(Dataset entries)
- Opening Delimiter -

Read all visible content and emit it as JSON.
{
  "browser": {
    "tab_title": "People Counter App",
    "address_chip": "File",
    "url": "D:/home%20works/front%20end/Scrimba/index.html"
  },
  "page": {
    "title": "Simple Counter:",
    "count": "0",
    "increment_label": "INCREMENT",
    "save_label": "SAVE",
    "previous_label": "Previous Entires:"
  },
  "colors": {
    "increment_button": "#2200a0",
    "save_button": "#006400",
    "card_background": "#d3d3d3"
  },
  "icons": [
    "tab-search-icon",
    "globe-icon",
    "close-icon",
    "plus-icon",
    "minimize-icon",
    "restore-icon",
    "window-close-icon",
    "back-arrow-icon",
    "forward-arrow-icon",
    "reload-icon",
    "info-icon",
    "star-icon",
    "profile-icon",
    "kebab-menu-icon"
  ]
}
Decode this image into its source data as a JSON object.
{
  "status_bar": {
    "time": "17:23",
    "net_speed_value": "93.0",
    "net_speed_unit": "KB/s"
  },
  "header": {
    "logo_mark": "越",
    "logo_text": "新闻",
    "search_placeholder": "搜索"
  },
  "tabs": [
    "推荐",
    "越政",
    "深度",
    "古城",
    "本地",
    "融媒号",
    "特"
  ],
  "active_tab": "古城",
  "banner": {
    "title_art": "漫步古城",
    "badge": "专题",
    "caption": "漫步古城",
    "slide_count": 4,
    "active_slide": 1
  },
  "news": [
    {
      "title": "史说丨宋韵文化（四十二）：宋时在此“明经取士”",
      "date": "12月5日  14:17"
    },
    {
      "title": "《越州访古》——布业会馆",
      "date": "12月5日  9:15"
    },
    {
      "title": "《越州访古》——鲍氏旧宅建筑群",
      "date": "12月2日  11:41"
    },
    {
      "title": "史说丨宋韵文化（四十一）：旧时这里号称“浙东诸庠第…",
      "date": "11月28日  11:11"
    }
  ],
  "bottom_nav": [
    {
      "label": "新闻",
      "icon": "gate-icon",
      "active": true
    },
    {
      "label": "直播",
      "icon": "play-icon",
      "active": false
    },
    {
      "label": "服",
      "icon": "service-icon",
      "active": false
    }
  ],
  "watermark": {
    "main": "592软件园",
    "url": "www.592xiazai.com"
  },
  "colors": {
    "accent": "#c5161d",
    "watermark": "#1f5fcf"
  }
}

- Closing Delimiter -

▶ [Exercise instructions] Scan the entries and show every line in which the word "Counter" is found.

▶ [Finished exercise]
    "tab_title": "People Counter App",
    "title": "Simple Counter:",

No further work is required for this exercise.